The best example would be a young slugger who made his professional debut with the Clowns in 1952 at age 18. Hank Aaron played for the Clowns for a year before the team sold his contract to the Milwaukee Braves.
Aaron certainly was the biggest star to go from the Clowns to the Majors, but he was not the only one. Among the other alumni to move on to the big leagues were three catchers -- Cuban-born Paul Casanova of the Washington Senators, Clarence "Choo Choo" Coleman, who wound up his career with the New York Mets, and White Sox catcher Sam Hairston, who with his son Jerry Sr. and grandsons Jerry Jr. and Scott became the first African-American three-generation MLB family.
Around that same time, the Clowns continued to make baseball history, signing the first three women to play professional baseball in a men's league.
Second baseman Toni Stone joined the club in 1953 and hit .267. When the team sold Stone's contract to the Kansas City Monarchs, the longest-running franchise in Negro League history, it brought in two more women: second baseman Connie Morgan and pitcher Mamie "Peanut" Johnson.

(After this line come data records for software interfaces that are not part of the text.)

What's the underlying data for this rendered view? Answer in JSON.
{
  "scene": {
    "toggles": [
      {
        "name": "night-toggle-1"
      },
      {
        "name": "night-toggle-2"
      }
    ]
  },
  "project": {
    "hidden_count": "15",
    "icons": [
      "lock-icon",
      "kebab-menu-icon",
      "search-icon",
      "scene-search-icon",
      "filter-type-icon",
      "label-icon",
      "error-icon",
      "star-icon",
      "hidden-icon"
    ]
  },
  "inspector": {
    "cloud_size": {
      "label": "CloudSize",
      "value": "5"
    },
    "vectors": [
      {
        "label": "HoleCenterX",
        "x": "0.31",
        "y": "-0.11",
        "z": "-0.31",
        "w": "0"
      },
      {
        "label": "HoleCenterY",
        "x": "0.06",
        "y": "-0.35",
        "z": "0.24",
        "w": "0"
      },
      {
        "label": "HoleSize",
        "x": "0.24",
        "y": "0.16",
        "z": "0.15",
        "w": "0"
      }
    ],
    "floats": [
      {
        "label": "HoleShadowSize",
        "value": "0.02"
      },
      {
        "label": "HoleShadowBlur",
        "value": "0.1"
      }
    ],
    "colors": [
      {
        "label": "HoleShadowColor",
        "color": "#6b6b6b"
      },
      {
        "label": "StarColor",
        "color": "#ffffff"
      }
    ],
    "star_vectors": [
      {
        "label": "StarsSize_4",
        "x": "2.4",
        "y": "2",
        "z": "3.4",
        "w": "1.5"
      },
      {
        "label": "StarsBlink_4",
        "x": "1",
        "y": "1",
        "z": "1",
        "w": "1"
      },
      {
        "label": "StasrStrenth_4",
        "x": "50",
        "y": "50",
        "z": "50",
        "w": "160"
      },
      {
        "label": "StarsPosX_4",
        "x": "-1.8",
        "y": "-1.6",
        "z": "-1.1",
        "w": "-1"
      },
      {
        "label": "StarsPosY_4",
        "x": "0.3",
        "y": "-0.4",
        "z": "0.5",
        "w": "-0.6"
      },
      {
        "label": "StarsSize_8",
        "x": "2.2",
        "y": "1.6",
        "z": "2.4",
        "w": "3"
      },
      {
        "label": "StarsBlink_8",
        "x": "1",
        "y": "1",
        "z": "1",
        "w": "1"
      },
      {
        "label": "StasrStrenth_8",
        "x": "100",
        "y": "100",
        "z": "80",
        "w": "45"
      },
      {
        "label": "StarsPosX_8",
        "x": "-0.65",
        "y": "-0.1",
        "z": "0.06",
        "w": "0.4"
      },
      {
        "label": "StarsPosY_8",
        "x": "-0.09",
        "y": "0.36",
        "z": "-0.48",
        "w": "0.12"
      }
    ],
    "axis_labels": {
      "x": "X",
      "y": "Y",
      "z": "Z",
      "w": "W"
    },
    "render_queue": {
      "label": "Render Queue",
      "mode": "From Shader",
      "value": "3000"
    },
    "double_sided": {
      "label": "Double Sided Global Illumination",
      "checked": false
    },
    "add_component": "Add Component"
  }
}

Johnson, who perfected her curveball with help from Satchel Paige and got her nickname from an opposing player because of her 100-pound physique, went 33-8 in three seasons with the Clowns.
The trio remained the only women to play in the Negro Leagues.
A large part of the reason for the Clowns' sustained success was player-turned-part-owner Ed Hamman.
Hamman, a star with the team in the 1930s and '40s, was one of the few who literally lived up to the nickname "Clown," often playing in full clown whiteface makeup. But he also could play some baseball, dazzling fans with his talent at playing "pepper" and his ability to throw a ball backhanded across the width of an entire baseball field.
When his playing days ended, he took over as manager, part-owner and full-time ambassador, interacting with fans in the stands and selling programs to help raise money for local charities. He remained with the team into the 1970s.
The Clowns finally disbanded in 1988 after a few decades of barnstorming and entertaining fans all over the country.
This story was not subject to the approval of the National Association of Professional Baseball Leagues or its clubs.